One of the country's top medical centers is trying to find out how it botched a heart-lung transplant that was supposed to save the life of a 17-year-old girl but instead put her closer to death.

Jesica Santillan was in critical condition early Wednesday at Duke University Hospital after mistakenly being given organs that didn't match her type O-positive blood.

The hospital has acknowledged making the mistake — although it still does not know how it happened. Dr. William Fulkerson, Duke's chief executive officer, said the hospital is investigating the mistake and will determine whether any staff should be disciplined.

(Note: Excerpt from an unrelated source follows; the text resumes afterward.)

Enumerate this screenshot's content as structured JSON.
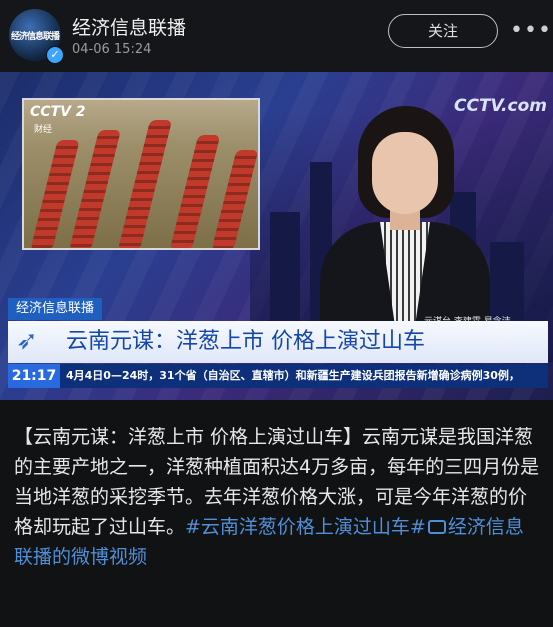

The girl was given organs from a donor with type-A blood during an operation Feb. 7. Antibodies in her blood are trying to destroy the organs since their blood type is different.

Family and friends said Jesica suffered a near-fatal heart attack three days after the operation and a seizure Sunday. A machine has been keeping her heart and lungs going.

Family friend Mack Mahoney said supporters believe Jesica's life can be saved if a donor is found in the next few days. He said Jesica is small for her age — 5-foot-2 and 85 pounds — and the donated organs would likely come from a child.

The teen's mother, Magdalena Santillan, pleaded for anyone facing a child's death to consider donating the organs. "Please help me find the organs that my daughter needs to live," she said.

The organs, flown from Boston to Durham 10 days ago, were sent with paperwork correctly listing the donor's type-A blood, said Sean Fitzpatrick of the New England Organ Bank, which sent the organs.

According to Carolina Donor Services, an organ procurement organization, the heart and lung became available from a donor in New England and were offered by the New England Organ Bank after being matched to two North Carolina patients on a national database.

Two Duke surgeons declined the organs but a third Duke surgeon requested them for Santillan, Carolina Donor Services said in a written statement late Tuesday. The organization did not identify the doctor.

Duke started its organ transplant program in 1965. The hospital performed the first successful heart transplant in North Carolina in 1985 and performs the largest number of lung transplants in the United States.

The university performed its first combined heart-lung transplant in 1992. Since then, 20 such operations have been performed, the university said.

Jesica needed the transplant because a heart deformity kept her lungs from getting oxygen into her blood. Her parents paid an immigrant smuggler to get the family into the United States from Mexico three years ago, in part for the better odds of landing a transplant for Jesica.

"I said I was putting my daughter in God's hands, but it turned out the doctors made a big mistake," Magdalena Santillan said through a translator Tuesday.

Duke University Hospital will now add another layer of confirmation to the organ donation process, Fulkerson said. The measures include transplant coordination staffers, who concentrate on preparing patients for surgery, independently verifying that the organs are compatible. Previously, only the surgical staff verified compatibility.

"This was a tragic event and our expectation is that, with these new procedures, this will not happen again," hospital spokesman Richard Puff said. "We've done thousands of organ transplants and it's never happened before."